→ **Instructions for the task**:
Go over the lines below, and when one contains the word "highlighted", copy it.
--------------------------------
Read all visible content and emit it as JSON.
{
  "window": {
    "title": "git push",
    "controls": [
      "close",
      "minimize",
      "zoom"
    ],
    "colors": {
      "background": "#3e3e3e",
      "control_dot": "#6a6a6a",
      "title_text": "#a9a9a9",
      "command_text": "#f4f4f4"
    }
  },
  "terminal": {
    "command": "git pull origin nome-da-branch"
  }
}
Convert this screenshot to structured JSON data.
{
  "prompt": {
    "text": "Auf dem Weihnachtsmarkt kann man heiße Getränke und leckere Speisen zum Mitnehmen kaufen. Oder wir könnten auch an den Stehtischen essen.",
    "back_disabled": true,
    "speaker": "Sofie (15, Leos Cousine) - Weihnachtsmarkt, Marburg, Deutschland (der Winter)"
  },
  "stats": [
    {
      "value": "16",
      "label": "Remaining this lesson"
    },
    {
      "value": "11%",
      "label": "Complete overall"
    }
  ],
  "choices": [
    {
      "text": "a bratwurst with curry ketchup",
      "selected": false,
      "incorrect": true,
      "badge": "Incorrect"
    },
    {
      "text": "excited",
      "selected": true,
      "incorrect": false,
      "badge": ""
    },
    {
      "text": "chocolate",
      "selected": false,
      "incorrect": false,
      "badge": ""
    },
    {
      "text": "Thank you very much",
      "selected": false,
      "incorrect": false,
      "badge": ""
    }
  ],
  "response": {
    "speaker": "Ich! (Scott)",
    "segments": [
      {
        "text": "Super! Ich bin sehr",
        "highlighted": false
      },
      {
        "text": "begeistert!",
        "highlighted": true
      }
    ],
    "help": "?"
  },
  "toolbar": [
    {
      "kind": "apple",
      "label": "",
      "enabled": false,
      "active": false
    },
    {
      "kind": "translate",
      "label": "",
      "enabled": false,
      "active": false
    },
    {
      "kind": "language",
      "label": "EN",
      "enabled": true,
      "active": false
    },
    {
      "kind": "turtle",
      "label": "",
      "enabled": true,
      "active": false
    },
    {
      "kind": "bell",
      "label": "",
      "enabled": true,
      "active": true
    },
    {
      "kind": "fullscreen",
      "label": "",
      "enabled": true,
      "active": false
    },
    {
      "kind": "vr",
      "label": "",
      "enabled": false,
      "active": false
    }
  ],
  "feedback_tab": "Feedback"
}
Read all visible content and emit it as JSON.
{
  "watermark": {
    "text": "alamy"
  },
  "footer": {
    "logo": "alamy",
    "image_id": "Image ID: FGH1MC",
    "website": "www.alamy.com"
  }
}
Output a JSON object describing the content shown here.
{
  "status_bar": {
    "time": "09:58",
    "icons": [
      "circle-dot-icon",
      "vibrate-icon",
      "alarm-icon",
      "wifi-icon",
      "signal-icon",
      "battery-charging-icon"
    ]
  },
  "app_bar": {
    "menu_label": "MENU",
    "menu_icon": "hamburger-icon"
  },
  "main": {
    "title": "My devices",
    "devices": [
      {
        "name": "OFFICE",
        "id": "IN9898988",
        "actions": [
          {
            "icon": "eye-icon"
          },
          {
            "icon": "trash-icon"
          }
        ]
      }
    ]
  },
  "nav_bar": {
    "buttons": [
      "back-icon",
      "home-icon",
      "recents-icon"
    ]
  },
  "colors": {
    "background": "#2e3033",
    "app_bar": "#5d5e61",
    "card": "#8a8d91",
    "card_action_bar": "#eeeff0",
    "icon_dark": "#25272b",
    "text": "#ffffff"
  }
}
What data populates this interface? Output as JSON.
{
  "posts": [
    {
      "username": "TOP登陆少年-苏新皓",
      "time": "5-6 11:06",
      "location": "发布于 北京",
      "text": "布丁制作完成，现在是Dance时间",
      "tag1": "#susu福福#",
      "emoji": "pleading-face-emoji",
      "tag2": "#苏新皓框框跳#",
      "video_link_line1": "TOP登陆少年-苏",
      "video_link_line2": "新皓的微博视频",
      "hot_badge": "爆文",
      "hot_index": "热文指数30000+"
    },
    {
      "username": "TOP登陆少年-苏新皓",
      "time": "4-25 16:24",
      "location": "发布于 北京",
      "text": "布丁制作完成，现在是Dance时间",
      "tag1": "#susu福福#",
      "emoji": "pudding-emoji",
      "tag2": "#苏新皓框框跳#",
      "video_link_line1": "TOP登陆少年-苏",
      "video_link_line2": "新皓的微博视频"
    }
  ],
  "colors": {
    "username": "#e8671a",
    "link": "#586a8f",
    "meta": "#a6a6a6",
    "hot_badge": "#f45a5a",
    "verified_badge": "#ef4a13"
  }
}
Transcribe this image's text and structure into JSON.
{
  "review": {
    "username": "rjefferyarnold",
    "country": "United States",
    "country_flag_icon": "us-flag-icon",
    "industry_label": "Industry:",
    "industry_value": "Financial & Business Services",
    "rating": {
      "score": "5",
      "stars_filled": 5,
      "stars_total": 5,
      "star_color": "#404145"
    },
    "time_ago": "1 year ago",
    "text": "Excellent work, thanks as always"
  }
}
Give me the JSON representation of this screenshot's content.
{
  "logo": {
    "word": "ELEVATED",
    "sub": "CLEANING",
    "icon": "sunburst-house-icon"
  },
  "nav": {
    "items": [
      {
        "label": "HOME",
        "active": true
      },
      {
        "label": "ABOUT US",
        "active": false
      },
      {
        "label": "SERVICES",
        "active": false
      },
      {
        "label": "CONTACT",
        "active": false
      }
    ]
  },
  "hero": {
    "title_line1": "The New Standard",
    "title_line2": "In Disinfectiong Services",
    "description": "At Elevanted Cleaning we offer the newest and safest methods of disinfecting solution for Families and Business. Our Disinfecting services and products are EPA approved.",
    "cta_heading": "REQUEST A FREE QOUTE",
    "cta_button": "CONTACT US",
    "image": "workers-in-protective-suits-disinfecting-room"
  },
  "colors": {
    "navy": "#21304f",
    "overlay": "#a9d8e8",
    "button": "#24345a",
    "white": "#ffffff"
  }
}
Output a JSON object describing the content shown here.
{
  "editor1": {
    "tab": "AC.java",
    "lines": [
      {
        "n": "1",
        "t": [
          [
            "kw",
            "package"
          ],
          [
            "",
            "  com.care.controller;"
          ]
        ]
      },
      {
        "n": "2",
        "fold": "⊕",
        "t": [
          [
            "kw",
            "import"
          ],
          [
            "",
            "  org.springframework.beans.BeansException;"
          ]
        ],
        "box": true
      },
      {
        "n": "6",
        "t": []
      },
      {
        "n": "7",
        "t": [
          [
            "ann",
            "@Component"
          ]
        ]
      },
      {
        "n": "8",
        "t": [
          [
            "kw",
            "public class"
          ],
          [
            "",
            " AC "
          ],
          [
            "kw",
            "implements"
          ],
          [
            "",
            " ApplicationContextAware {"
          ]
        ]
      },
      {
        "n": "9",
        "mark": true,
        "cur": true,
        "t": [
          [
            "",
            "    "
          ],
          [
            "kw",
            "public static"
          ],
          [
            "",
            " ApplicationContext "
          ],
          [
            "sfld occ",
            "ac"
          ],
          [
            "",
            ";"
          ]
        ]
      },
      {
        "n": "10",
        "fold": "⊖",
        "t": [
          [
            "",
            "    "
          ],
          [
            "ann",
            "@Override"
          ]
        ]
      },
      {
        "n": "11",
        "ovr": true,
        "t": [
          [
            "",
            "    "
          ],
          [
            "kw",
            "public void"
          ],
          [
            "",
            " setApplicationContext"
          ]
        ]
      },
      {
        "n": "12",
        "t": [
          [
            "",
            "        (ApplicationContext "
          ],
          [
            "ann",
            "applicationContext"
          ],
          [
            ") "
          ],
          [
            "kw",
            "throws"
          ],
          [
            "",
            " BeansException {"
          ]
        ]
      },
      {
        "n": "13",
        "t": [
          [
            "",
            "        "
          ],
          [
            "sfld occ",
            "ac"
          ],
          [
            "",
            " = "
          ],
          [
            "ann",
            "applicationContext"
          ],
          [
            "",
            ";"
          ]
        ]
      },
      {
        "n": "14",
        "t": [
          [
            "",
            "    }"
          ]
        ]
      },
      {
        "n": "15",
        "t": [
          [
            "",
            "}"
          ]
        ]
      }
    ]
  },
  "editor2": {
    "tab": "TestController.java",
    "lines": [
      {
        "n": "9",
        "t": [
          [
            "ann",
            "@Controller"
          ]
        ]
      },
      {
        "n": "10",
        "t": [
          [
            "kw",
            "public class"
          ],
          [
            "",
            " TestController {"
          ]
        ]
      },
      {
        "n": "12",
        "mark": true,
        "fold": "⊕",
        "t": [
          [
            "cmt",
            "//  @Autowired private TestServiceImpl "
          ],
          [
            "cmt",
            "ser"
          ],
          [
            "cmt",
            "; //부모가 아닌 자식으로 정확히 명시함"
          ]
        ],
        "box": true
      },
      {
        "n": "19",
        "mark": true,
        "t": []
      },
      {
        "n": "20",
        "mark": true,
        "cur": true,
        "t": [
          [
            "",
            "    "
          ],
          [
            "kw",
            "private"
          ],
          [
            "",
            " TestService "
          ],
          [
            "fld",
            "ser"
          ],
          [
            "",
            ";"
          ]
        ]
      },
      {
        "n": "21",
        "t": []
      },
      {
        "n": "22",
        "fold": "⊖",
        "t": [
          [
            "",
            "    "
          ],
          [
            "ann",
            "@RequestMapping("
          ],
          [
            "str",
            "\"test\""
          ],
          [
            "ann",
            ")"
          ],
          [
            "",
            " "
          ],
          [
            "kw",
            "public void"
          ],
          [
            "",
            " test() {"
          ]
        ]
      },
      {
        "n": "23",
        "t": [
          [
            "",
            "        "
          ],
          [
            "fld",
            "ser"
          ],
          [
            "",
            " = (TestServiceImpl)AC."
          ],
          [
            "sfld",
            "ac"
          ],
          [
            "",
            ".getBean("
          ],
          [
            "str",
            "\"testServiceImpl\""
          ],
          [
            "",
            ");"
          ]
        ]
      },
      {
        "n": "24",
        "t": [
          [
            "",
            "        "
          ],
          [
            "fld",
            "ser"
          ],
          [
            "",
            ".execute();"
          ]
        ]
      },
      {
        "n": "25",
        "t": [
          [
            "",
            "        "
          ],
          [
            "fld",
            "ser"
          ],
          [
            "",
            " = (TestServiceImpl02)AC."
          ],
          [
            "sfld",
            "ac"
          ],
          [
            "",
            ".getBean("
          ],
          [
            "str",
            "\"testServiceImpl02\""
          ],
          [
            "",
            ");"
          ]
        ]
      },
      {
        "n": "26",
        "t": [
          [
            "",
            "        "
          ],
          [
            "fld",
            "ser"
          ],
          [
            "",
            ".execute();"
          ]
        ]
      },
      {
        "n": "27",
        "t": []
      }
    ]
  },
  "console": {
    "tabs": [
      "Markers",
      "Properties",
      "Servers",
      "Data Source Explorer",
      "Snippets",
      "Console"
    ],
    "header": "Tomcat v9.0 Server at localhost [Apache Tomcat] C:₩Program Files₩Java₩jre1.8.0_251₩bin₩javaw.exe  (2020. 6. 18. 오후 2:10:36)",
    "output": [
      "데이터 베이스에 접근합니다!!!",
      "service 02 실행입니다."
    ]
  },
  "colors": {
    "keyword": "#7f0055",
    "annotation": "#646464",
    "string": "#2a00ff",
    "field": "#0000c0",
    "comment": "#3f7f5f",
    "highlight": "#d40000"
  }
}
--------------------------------
→ **Response to the exercise**:
        "highlighted": false
        "highlighted": true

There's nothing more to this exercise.